Exercise objective =>
If a line in the records below contains the word "JSON", copy it out.

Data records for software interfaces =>
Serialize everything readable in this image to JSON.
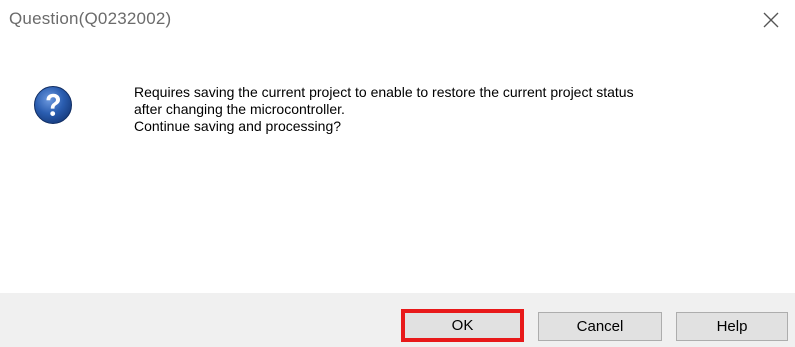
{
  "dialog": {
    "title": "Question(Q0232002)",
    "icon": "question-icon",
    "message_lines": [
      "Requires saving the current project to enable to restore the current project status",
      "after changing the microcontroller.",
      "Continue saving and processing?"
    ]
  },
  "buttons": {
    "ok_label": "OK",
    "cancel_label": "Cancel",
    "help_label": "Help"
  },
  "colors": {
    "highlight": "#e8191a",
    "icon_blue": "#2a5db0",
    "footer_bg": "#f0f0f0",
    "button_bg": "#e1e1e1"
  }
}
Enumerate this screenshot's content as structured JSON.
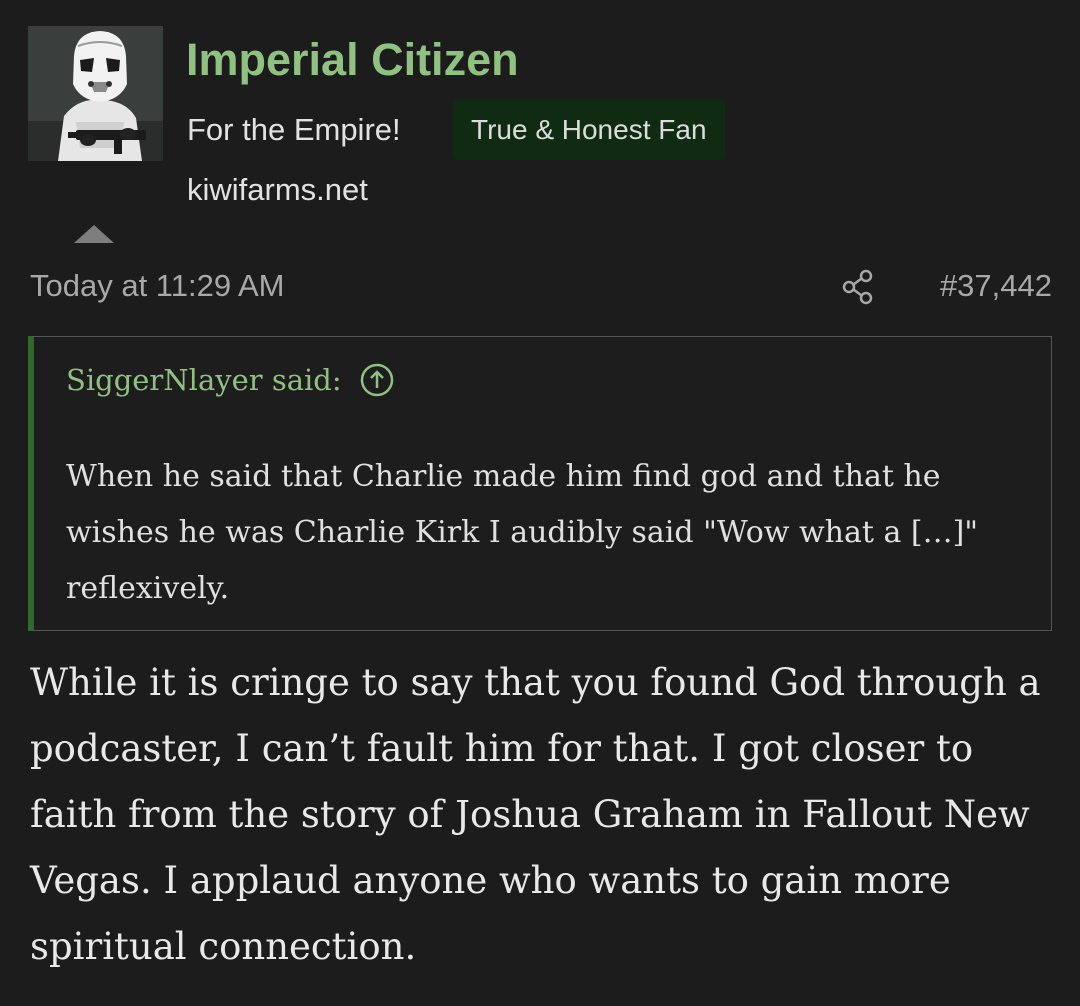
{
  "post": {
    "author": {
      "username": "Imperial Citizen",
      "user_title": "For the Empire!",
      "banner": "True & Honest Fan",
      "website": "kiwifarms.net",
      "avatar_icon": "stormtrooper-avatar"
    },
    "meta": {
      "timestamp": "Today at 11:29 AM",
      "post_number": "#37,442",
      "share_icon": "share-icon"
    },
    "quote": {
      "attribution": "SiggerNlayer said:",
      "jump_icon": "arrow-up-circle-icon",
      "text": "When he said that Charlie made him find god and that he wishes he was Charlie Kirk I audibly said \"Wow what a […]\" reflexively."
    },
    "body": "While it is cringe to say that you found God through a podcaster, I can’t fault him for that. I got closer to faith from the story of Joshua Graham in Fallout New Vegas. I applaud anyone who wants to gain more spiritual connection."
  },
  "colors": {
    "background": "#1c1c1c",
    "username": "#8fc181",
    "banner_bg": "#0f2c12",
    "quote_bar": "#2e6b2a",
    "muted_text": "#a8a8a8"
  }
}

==

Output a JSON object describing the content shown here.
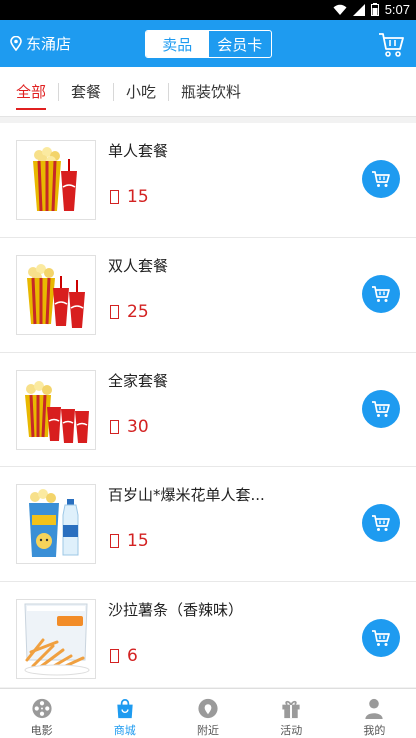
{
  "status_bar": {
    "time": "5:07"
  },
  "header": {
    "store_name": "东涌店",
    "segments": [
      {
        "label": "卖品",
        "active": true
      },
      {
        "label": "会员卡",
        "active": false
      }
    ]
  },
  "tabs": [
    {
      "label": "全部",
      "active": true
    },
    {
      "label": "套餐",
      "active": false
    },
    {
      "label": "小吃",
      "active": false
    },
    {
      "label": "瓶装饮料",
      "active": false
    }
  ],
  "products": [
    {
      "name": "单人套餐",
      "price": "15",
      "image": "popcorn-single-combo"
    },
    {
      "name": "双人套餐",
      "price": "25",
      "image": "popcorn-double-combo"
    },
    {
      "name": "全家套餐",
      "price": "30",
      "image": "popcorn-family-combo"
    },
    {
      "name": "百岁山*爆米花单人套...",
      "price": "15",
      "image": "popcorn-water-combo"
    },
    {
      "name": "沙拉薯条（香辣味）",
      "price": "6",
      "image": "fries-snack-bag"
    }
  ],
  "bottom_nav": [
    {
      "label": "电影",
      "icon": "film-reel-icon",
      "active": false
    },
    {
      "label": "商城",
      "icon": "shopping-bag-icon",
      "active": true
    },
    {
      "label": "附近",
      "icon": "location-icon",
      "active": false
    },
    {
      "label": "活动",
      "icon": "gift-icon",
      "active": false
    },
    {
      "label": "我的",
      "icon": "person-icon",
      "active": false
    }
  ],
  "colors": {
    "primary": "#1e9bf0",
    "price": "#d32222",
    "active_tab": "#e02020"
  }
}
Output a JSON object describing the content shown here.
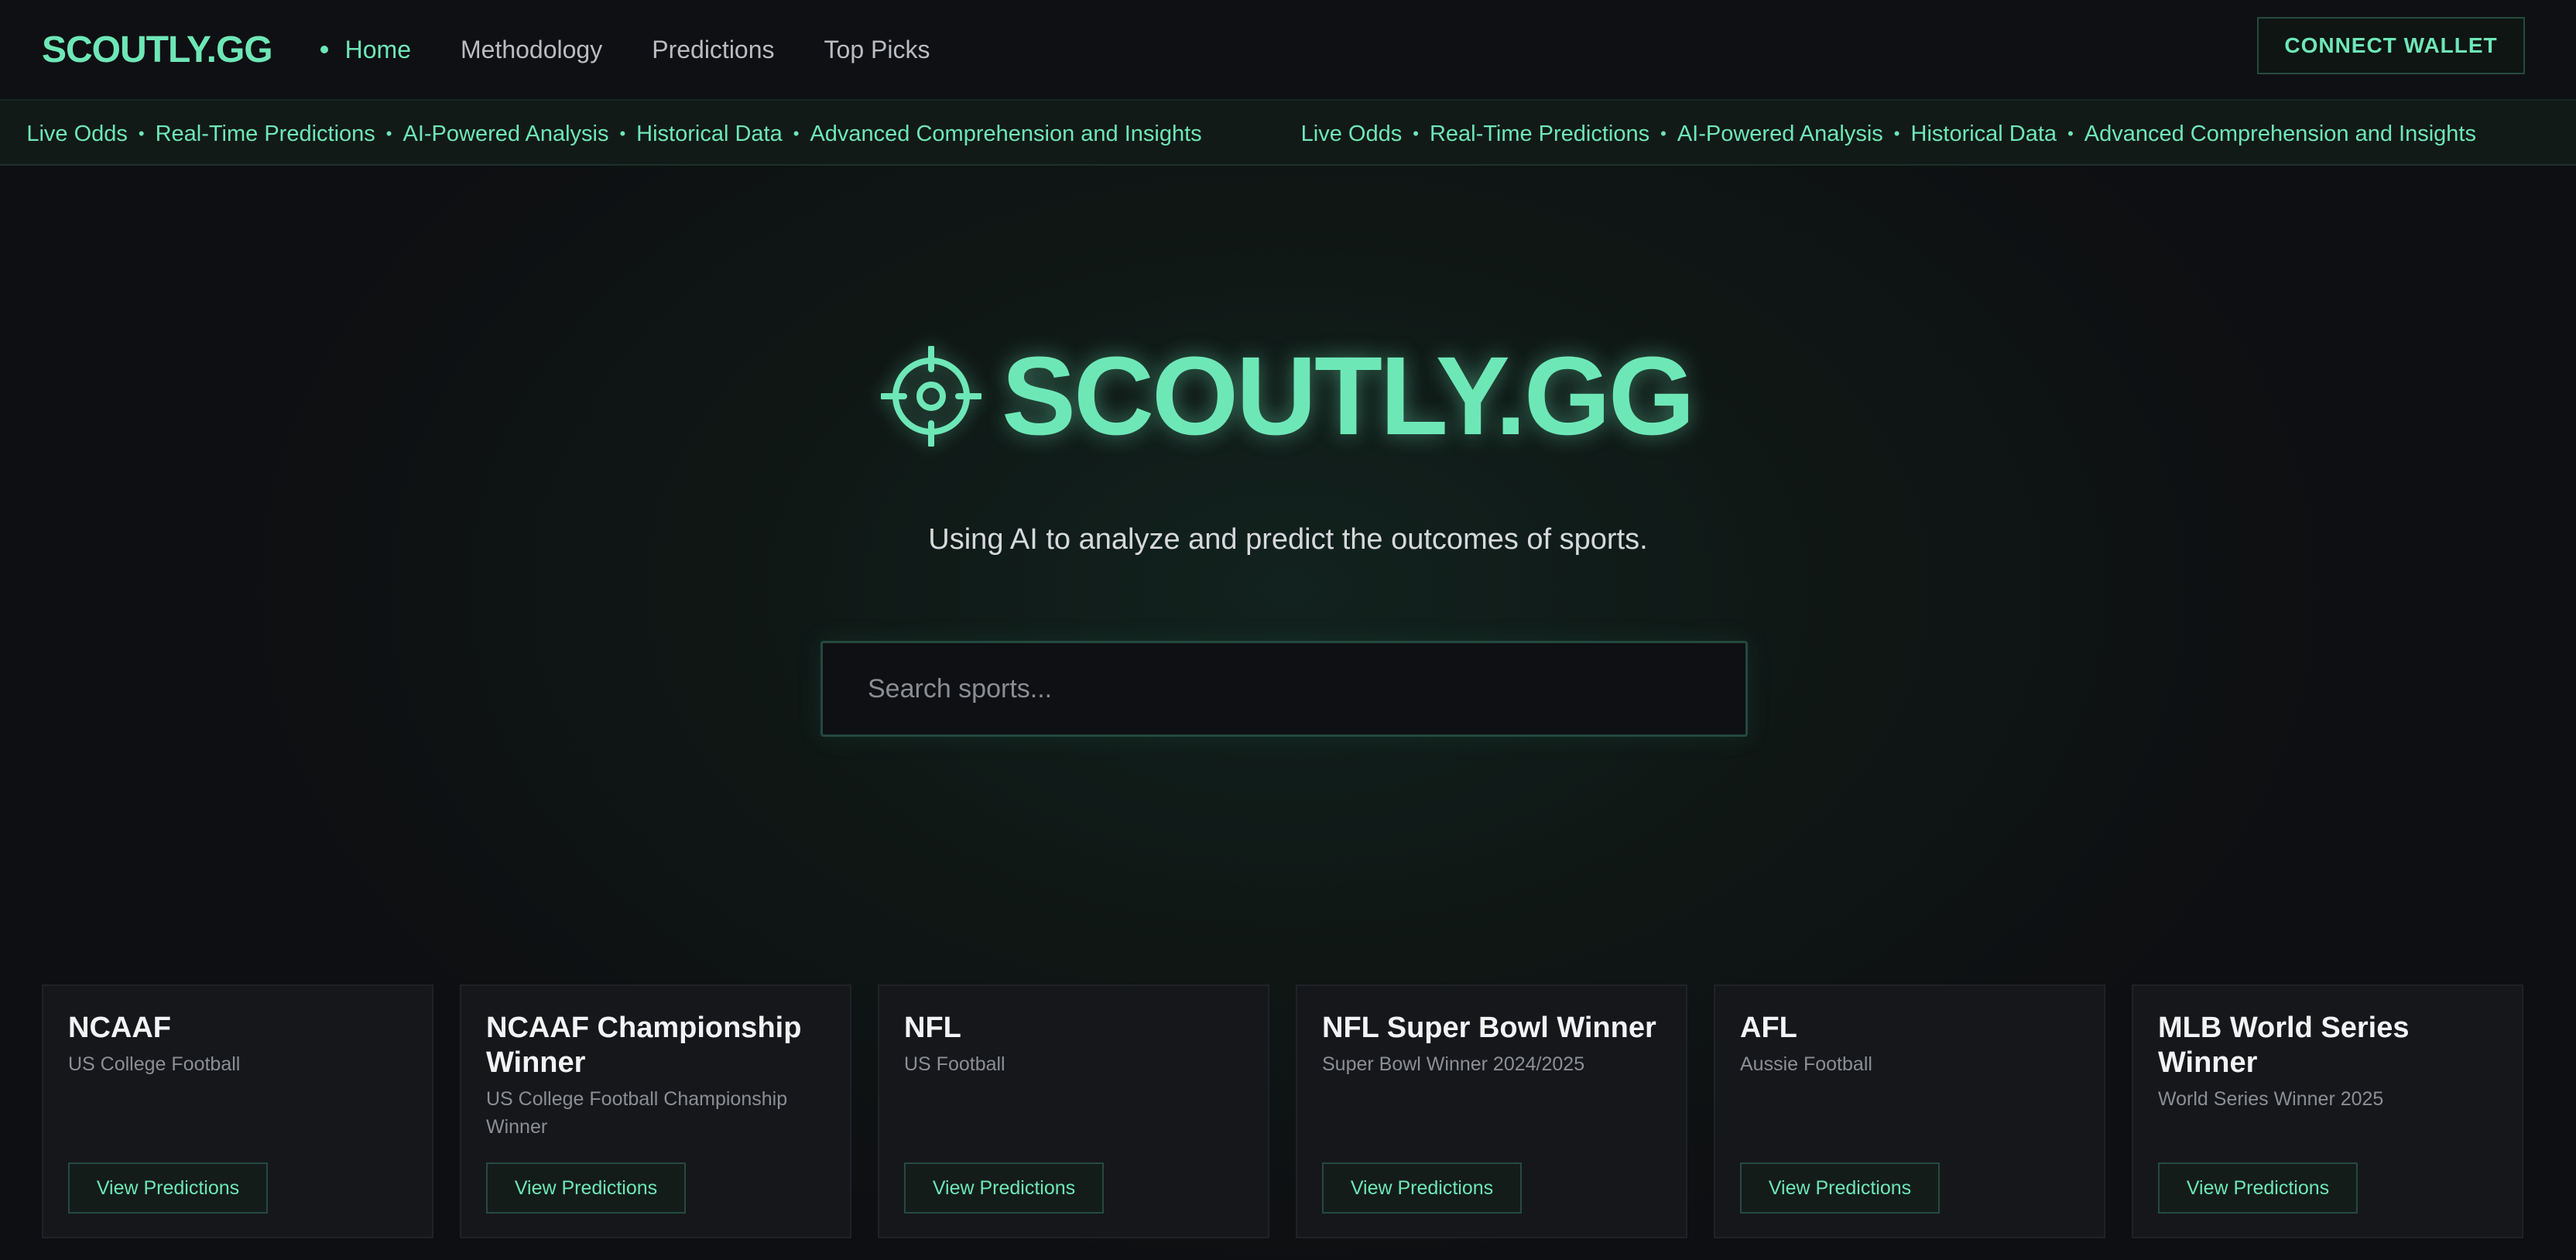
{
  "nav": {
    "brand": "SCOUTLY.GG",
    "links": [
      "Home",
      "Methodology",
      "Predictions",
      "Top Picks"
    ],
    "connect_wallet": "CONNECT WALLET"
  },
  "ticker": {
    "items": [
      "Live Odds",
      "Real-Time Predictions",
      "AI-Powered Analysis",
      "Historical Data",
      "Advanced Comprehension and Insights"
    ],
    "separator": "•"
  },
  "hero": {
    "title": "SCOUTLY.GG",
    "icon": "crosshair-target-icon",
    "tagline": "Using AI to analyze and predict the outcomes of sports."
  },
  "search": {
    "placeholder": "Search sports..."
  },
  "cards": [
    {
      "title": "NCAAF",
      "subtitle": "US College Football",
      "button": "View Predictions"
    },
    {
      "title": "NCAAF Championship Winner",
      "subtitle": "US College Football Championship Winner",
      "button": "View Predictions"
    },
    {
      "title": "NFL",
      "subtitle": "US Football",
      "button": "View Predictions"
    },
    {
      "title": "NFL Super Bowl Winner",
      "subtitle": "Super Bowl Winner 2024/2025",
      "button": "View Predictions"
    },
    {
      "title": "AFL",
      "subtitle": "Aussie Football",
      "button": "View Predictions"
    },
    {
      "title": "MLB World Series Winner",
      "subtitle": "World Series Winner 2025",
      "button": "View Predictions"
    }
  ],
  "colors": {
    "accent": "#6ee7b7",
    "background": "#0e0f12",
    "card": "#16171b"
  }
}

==

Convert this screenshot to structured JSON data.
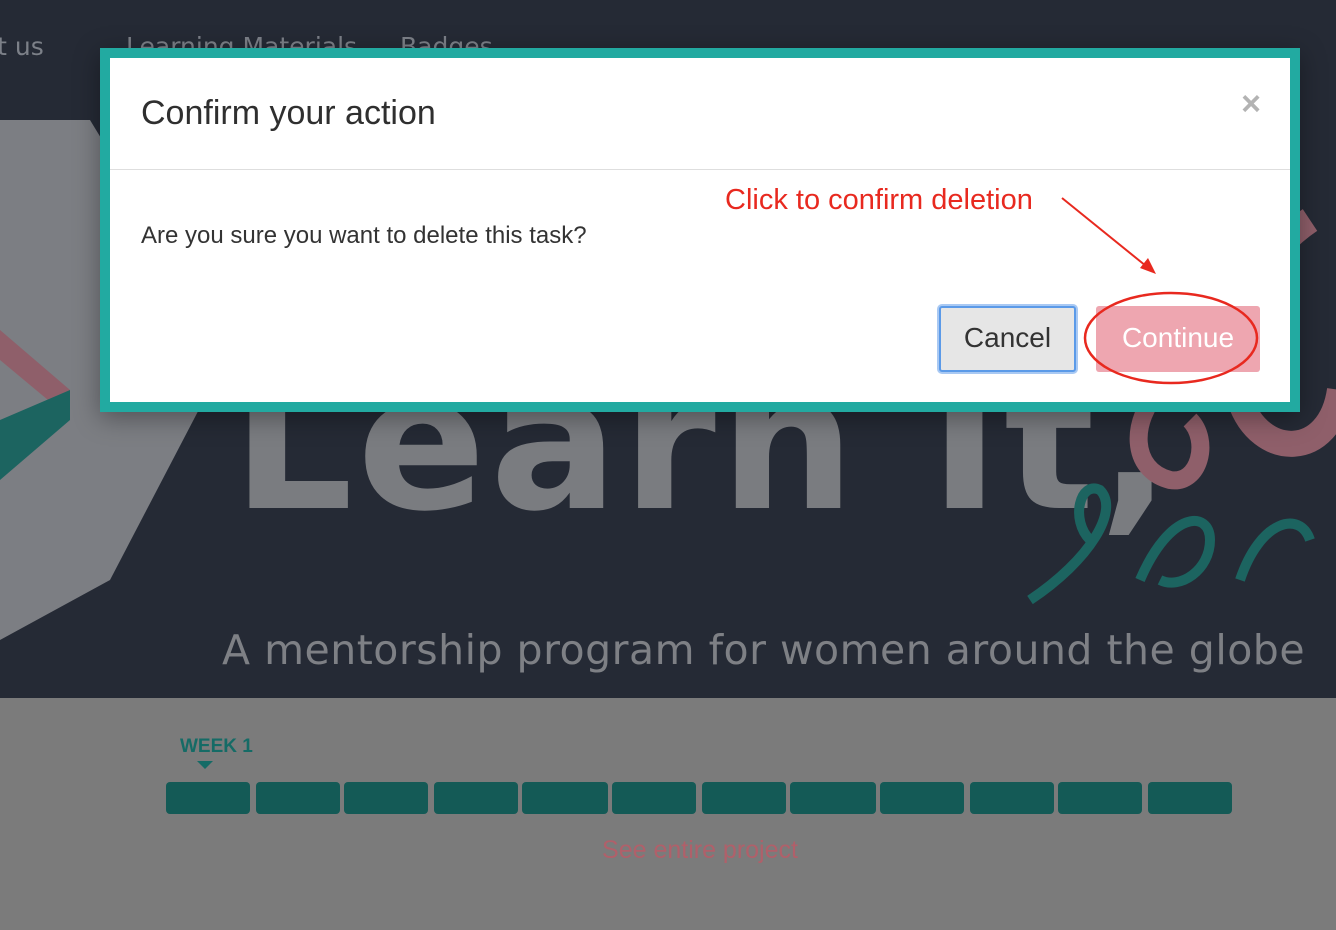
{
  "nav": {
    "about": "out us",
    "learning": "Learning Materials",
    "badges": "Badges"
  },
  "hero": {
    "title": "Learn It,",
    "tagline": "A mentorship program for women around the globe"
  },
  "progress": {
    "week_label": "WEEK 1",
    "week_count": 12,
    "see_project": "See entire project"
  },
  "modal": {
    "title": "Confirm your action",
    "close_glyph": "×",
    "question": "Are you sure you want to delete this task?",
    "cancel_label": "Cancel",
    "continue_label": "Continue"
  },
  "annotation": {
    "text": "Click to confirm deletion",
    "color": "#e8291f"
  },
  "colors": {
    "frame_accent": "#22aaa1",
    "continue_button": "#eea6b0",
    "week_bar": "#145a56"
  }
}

Exercise answer =>
Serialize everything readable in this image to JSON.
Enumerate this screenshot's content as structured JSON.
Output a JSON object describing the content shown here.
Output a JSON object describing the content shown here.
Convert this screenshot to structured JSON data.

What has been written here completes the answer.